**MATERIALS PROVIDED**
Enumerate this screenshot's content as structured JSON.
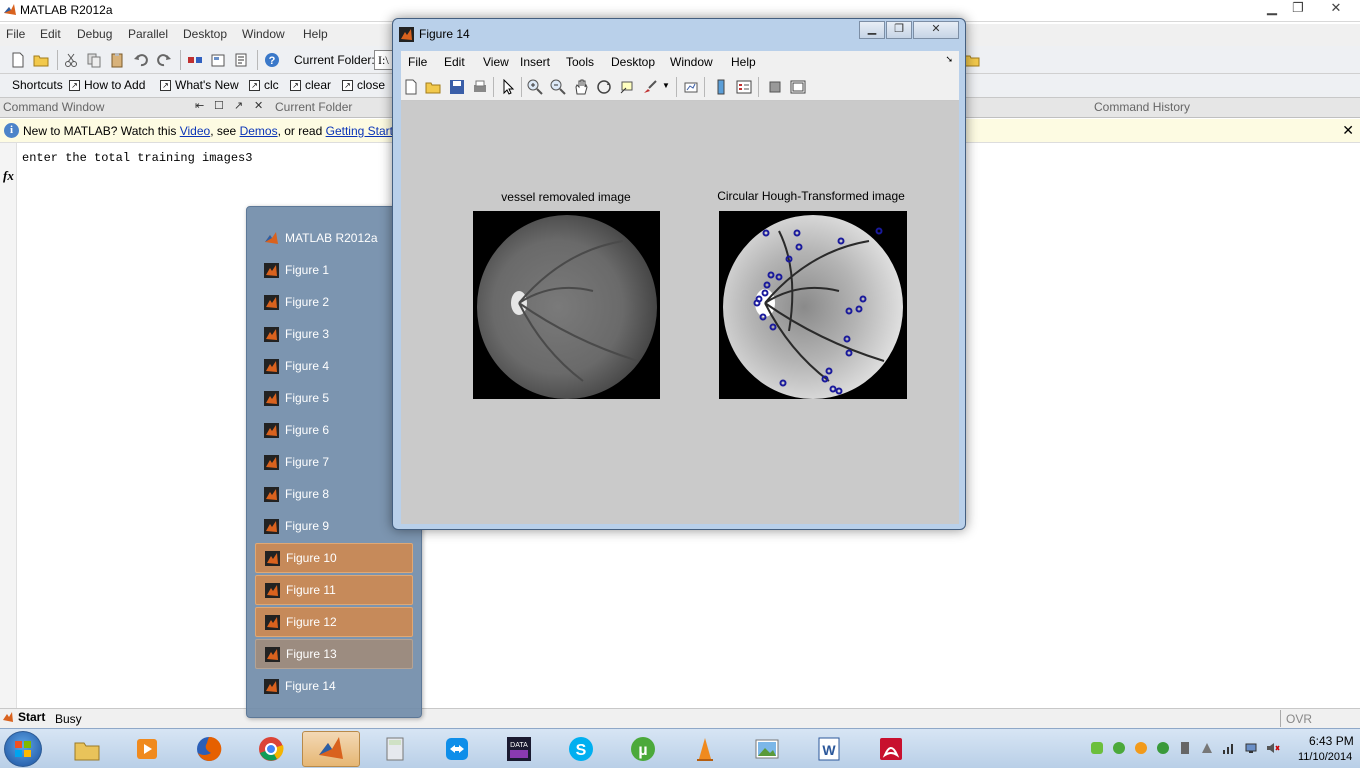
{
  "main": {
    "title": "MATLAB  R2012a",
    "menu": [
      "File",
      "Edit",
      "Debug",
      "Parallel",
      "Desktop",
      "Window",
      "Help"
    ],
    "current_folder_label": "Current Folder:",
    "current_folder_value": "I:\\",
    "shortcuts_label": "Shortcuts",
    "shortcuts": [
      "How to Add",
      "What's New",
      "clc",
      "clear",
      "close"
    ],
    "panels": {
      "command_window": "Command Window",
      "current_folder": "Current Folder",
      "command_history": "Command History"
    },
    "info": {
      "prefix": "New to MATLAB? Watch this ",
      "video": "Video",
      "mid1": ", see ",
      "demos": "Demos",
      "mid2": ", or read ",
      "getting_started": "Getting Starte"
    },
    "command_output": "enter the total training images3",
    "status": {
      "start": "Start",
      "busy": "Busy",
      "ovr": "OVR"
    }
  },
  "figure": {
    "title": "Figure 14",
    "menu": [
      "File",
      "Edit",
      "View",
      "Insert",
      "Tools",
      "Desktop",
      "Window",
      "Help"
    ],
    "plot1_title": "vessel removaled image",
    "plot2_title": "Circular Hough-Transformed image"
  },
  "jumplist": {
    "header": "MATLAB  R2012a",
    "items": [
      "Figure 1",
      "Figure 2",
      "Figure 3",
      "Figure 4",
      "Figure 5",
      "Figure 6",
      "Figure 7",
      "Figure 8",
      "Figure 9",
      "Figure 10",
      "Figure 11",
      "Figure 12",
      "Figure 13",
      "Figure 14"
    ]
  },
  "taskbar": {
    "time": "6:43 PM",
    "date": "11/10/2014",
    "apps": [
      "explorer-icon",
      "media-player-icon",
      "firefox-icon",
      "chrome-icon",
      "matlab-icon",
      "calculator-icon",
      "teamviewer-icon",
      "data-app-icon",
      "skype-icon",
      "utorrent-icon",
      "vlc-icon",
      "picture-viewer-icon",
      "word-icon",
      "acrobat-icon"
    ]
  },
  "colors": {
    "jumplist_bg": "#728daa",
    "active_item": "#c68a5a",
    "info_bar": "#fdfbe2",
    "link": "#0a34b8",
    "circle_marker": "#1a1a9c"
  }
}
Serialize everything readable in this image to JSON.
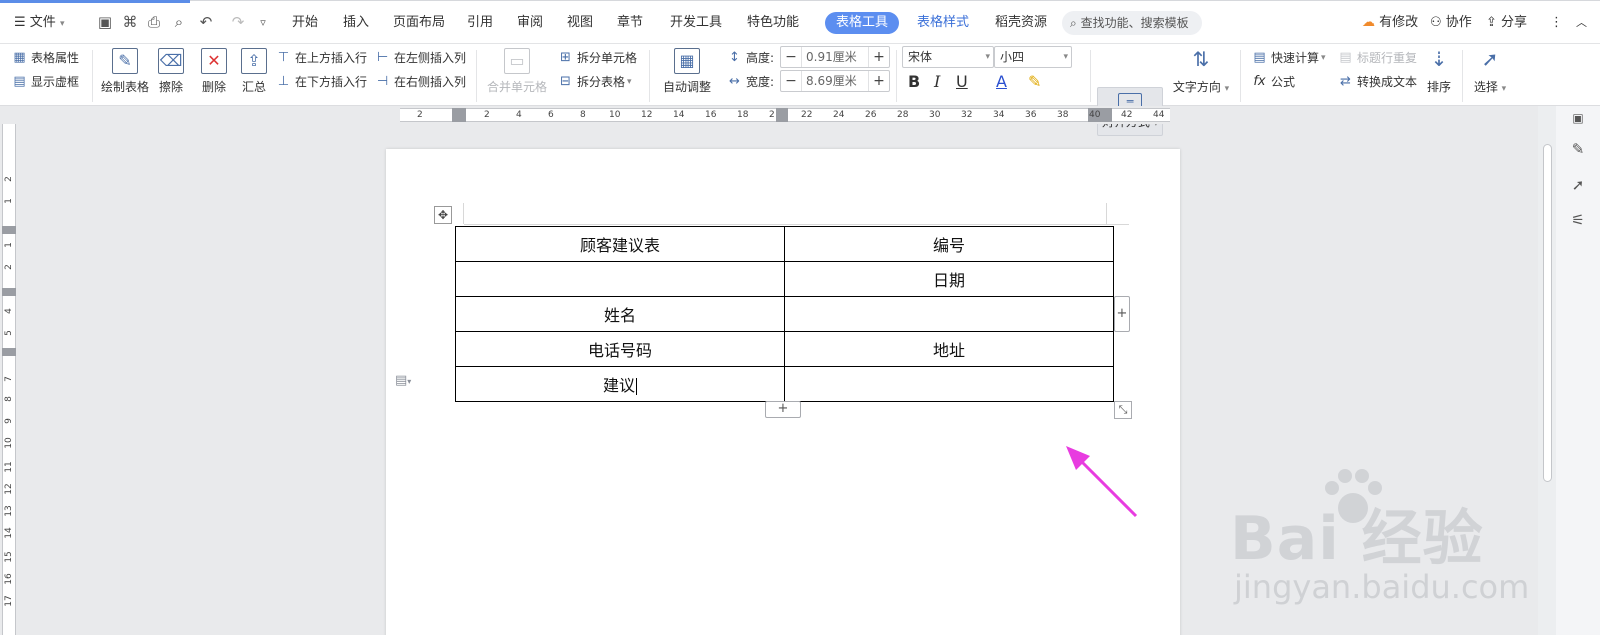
{
  "menubar": {
    "file_label": "文件",
    "tabs": [
      "开始",
      "插入",
      "页面布局",
      "引用",
      "审阅",
      "视图",
      "章节",
      "开发工具",
      "特色功能"
    ],
    "active_tab": "表格工具",
    "tab_table_style": "表格样式",
    "tab_daoke": "稻壳资源",
    "search_placeholder": "查找功能、搜索模板",
    "has_changes": "有修改",
    "collaborate": "协作",
    "share": "分享"
  },
  "ribbon": {
    "table_props": "表格属性",
    "show_grid": "显示虚框",
    "draw_table": "绘制表格",
    "erase": "擦除",
    "delete": "删除",
    "summary": "汇总",
    "insert_above": "在上方插入行",
    "insert_below": "在下方插入行",
    "insert_left": "在左侧插入列",
    "insert_right": "在右侧插入列",
    "merge_cells": "合并单元格",
    "split_cells": "拆分单元格",
    "split_table": "拆分表格",
    "auto_adjust": "自动调整",
    "height_label": "高度:",
    "height_value": "0.91厘米",
    "width_label": "宽度:",
    "width_value": "8.69厘米",
    "font_name": "宋体",
    "font_size": "小四",
    "align": "对齐方式",
    "text_dir": "文字方向",
    "quick_calc": "快速计算",
    "formula": "公式",
    "repeat_title": "标题行重复",
    "to_text": "转换成文本",
    "sort": "排序",
    "select": "选择"
  },
  "ruler": {
    "h_ticks": [
      "2",
      "2",
      "4",
      "6",
      "8",
      "10",
      "12",
      "14",
      "16",
      "18",
      "2",
      "22",
      "24",
      "26",
      "28",
      "30",
      "32",
      "34",
      "36",
      "38",
      "40",
      "42",
      "44"
    ],
    "v_ticks": [
      "2",
      "1",
      "1",
      "2",
      "4",
      "5",
      "7",
      "8",
      "9",
      "10",
      "11",
      "12",
      "13",
      "14",
      "15",
      "16",
      "17"
    ]
  },
  "table": {
    "rows": [
      [
        "顾客建议表",
        "编号"
      ],
      [
        "",
        "日期"
      ],
      [
        "姓名",
        ""
      ],
      [
        "电话号码",
        "地址"
      ],
      [
        "建议",
        ""
      ]
    ]
  },
  "watermark": {
    "brand": "Bai  经验",
    "url": "jingyan.baidu.com"
  },
  "colors": {
    "accent": "#5c8ef0",
    "arrow": "#e83ce0"
  }
}
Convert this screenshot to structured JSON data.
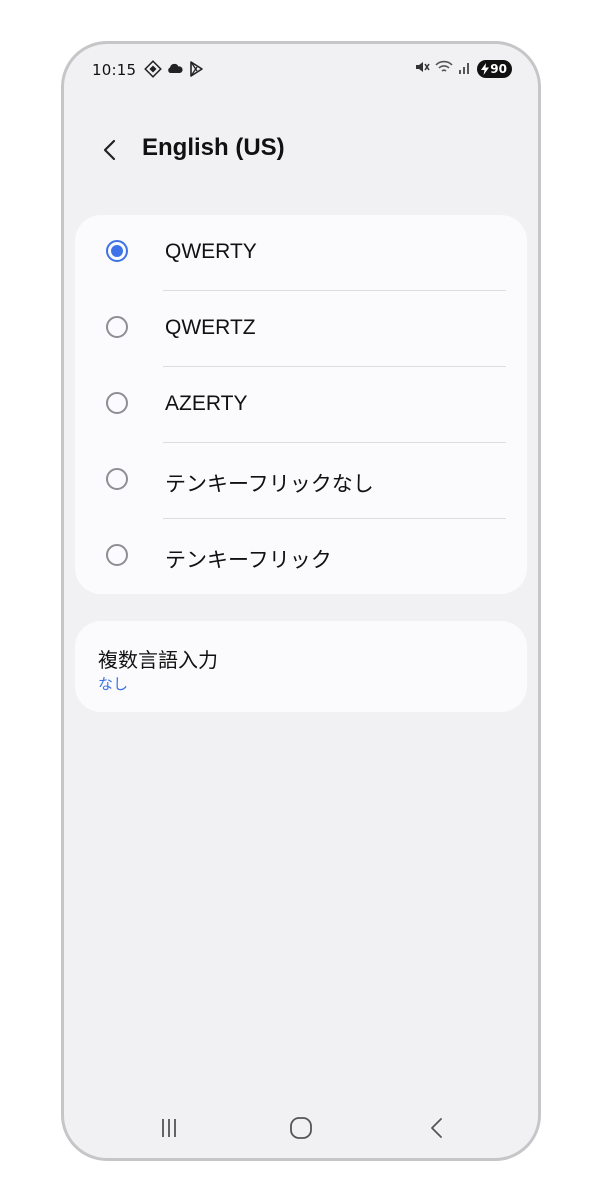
{
  "status_bar": {
    "time": "10:15",
    "battery_level": "90",
    "left_icons": [
      "vpn-key-icon",
      "cloud-icon",
      "play-store-icon"
    ],
    "right_icons": [
      "mute-icon",
      "wifi-icon",
      "signal-icon",
      "battery-charging-icon"
    ]
  },
  "header": {
    "back_icon": "chevron-left-icon",
    "title": "English (US)"
  },
  "keyboard_layouts": {
    "selected_index": 0,
    "options": [
      {
        "label": "QWERTY",
        "selected": true
      },
      {
        "label": "QWERTZ",
        "selected": false
      },
      {
        "label": "AZERTY",
        "selected": false
      },
      {
        "label": "テンキーフリックなし",
        "selected": false
      },
      {
        "label": "テンキーフリック",
        "selected": false
      }
    ]
  },
  "multi_input": {
    "title": "複数言語入力",
    "value": "なし"
  },
  "nav_bar": {
    "icons": [
      "recent-apps-icon",
      "home-icon",
      "back-icon"
    ]
  },
  "colors": {
    "accent": "#3d73e6",
    "background": "#f1f1f3",
    "card": "#fbfbfd",
    "text": "#111111"
  }
}
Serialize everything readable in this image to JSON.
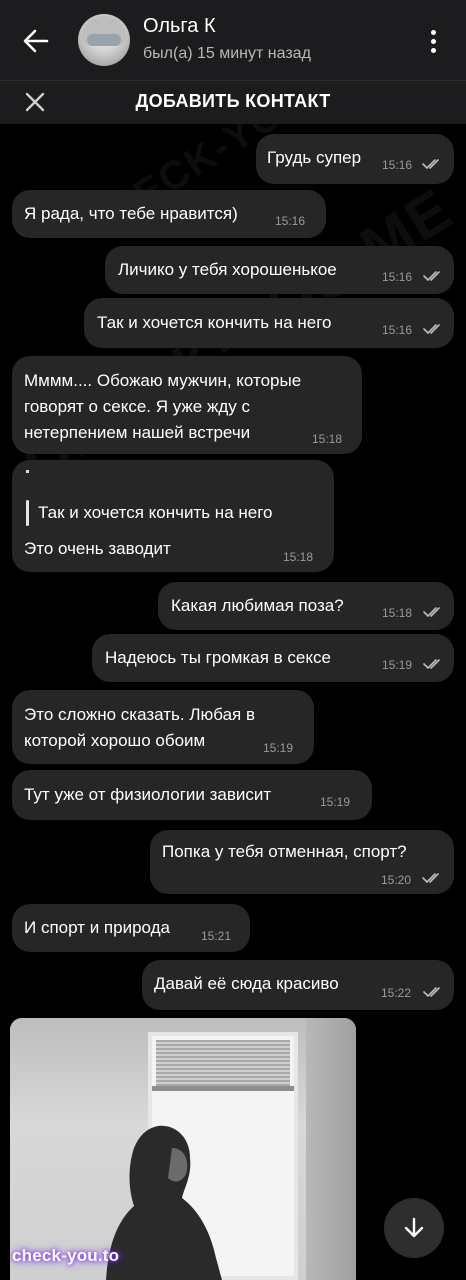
{
  "header": {
    "contact_name": "Ольга К",
    "status": "был(а) 15 минут назад"
  },
  "add_contact": {
    "label": "ДОБАВИТЬ КОНТАКТ"
  },
  "watermark": {
    "text": "CHECK-YOU.ME",
    "badge": "check-you.to"
  },
  "messages": [
    {
      "text": "Грудь супер",
      "time": "15:16",
      "side": "out"
    },
    {
      "text": "Я рада, что тебе нравится)",
      "time": "15:16",
      "side": "in"
    },
    {
      "text": "Личико у тебя хорошенькое",
      "time": "15:16",
      "side": "out"
    },
    {
      "text": "Так и хочется кончить на него",
      "time": "15:16",
      "side": "out"
    },
    {
      "lines": [
        "Мммм.... Обожаю мужчин, которые",
        "говорят о сексе. Я уже жду с",
        "нетерпением нашей встречи"
      ],
      "time": "15:18",
      "side": "in"
    },
    {
      "reply_to": "Так и хочется кончить на него",
      "text": "Это очень заводит",
      "time": "15:18",
      "side": "in"
    },
    {
      "text": "Какая любимая поза?",
      "time": "15:18",
      "side": "out"
    },
    {
      "text": "Надеюсь ты громкая в сексе",
      "time": "15:19",
      "side": "out"
    },
    {
      "lines": [
        "Это сложно сказать. Любая в",
        "которой хорошо обоим"
      ],
      "time": "15:19",
      "side": "in"
    },
    {
      "text": "Тут уже от физиологии зависит",
      "time": "15:19",
      "side": "in"
    },
    {
      "text": "Попка у тебя отменная, спорт?",
      "time": "15:20",
      "side": "out"
    },
    {
      "text": "И спорт и природа",
      "time": "15:21",
      "side": "in"
    },
    {
      "text": "Давай её сюда красиво",
      "time": "15:22",
      "side": "out"
    }
  ],
  "icons": {
    "back": "arrow-left-icon",
    "more": "more-vertical-icon",
    "close": "close-icon",
    "read": "double-check-icon",
    "scroll": "arrow-down-icon"
  },
  "colors": {
    "background": "#000000",
    "bubble": "#262626",
    "header": "#1c1c1e",
    "time": "#9a9a9a"
  }
}
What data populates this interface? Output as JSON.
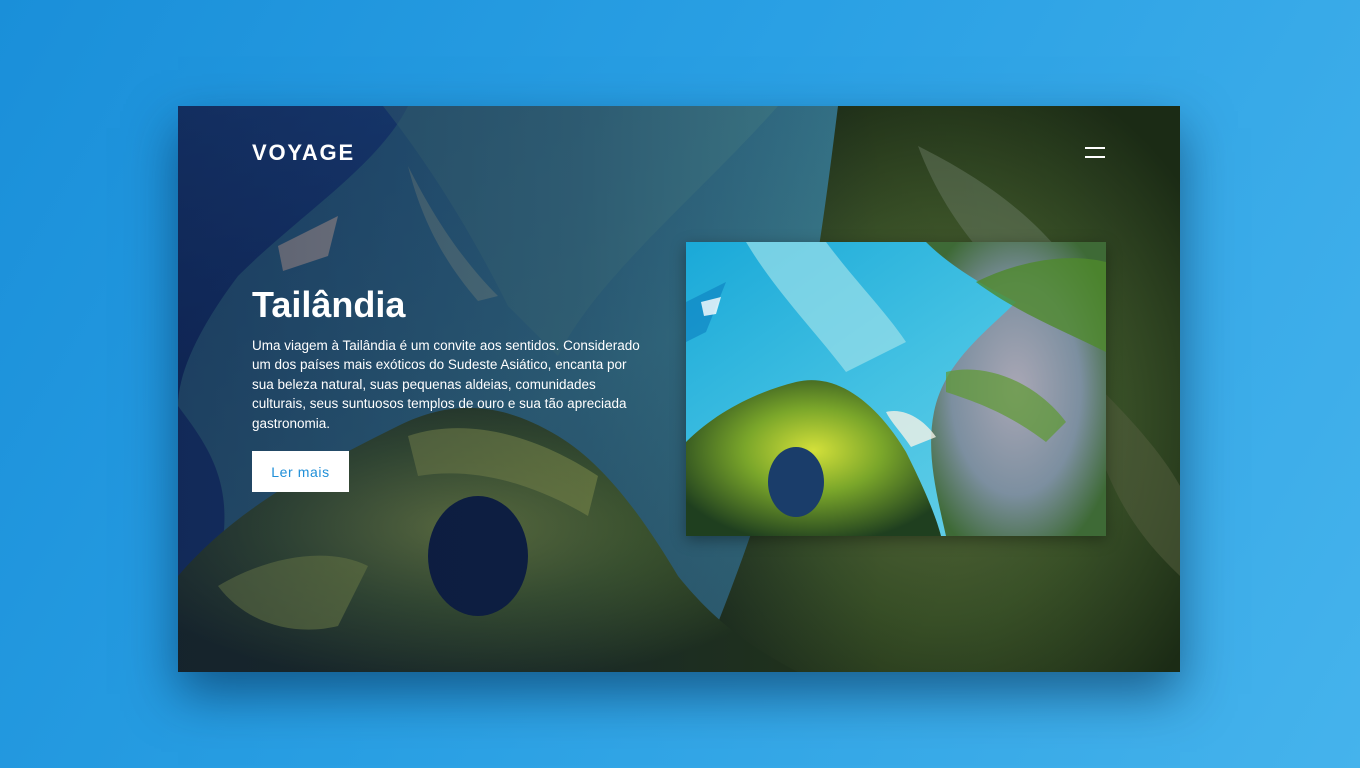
{
  "brand": {
    "logo": "VOYAGE"
  },
  "header": {
    "menu_icon": "hamburger-icon"
  },
  "hero": {
    "title": "Tailândia",
    "description": "Uma viagem à Tailândia é um convite aos sentidos. Considerado um dos países mais exóticos do Sudeste Asiático, encanta por sua beleza natural, suas pequenas aldeias, comunidades culturais, seus suntuosos templos de ouro e sua tão apreciada gastronomia.",
    "cta_label": "Ler mais"
  },
  "colors": {
    "page_background": "#2aa0e4",
    "button_text": "#1f8fd8",
    "button_background": "#ffffff",
    "text": "#ffffff"
  }
}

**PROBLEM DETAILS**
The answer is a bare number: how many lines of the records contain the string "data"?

**RESPONSE**
3